§ TASK DETAILS: From the entries that follow, list every line in which the string "title" appears.

§ RAW DATA:

== Segment start ==

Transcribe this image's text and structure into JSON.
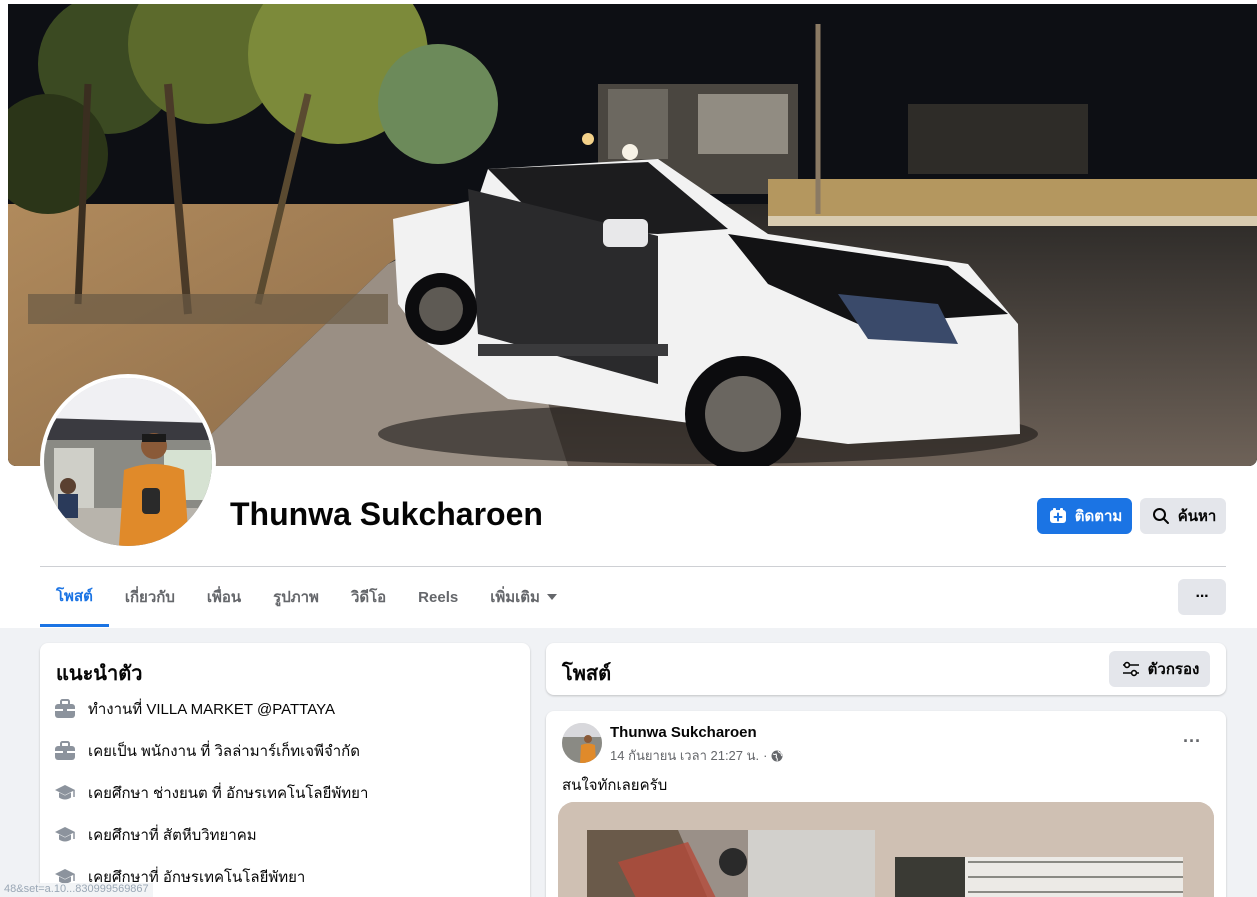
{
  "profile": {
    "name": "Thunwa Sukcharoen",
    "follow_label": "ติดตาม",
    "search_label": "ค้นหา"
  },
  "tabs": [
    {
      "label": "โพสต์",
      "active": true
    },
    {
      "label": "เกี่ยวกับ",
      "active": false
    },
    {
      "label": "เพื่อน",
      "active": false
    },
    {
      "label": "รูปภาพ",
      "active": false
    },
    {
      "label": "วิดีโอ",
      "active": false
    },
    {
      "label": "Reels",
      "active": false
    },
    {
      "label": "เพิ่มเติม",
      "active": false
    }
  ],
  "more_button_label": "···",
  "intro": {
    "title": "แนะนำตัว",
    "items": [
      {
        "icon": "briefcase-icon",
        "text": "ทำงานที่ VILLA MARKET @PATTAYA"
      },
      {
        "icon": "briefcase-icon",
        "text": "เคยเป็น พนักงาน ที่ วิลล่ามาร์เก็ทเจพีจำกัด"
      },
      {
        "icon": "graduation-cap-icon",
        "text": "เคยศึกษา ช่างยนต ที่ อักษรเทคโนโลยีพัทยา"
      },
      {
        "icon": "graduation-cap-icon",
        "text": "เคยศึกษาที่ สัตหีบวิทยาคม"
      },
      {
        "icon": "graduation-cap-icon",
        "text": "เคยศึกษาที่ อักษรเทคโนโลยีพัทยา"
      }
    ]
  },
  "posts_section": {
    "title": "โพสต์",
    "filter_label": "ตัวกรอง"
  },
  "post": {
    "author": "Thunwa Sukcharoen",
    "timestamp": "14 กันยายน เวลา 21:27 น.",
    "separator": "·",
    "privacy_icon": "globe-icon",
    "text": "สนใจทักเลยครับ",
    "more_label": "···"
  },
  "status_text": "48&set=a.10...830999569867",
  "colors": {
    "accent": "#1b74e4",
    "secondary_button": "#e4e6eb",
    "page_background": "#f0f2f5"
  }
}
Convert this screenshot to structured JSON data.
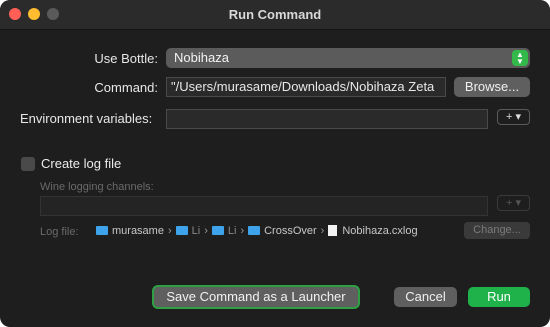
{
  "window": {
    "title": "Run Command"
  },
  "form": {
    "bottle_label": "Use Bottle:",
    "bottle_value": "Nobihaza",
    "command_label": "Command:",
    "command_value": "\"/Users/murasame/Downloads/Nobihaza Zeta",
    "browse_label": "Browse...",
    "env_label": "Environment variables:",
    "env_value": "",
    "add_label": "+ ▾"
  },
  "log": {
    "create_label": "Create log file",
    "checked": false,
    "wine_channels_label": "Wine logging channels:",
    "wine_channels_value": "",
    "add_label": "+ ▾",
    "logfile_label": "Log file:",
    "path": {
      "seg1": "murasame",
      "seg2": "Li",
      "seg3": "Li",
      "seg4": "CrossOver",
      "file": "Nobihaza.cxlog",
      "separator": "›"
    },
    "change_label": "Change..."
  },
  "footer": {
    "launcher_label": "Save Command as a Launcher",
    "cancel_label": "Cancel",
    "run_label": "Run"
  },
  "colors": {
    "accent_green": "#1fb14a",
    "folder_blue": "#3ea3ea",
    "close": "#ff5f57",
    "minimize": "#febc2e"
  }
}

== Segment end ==

§ EXERCISE RESULT:
    "title": "แนะนำตัว",
    "title": "โพสต์",
    "title": "Run Command"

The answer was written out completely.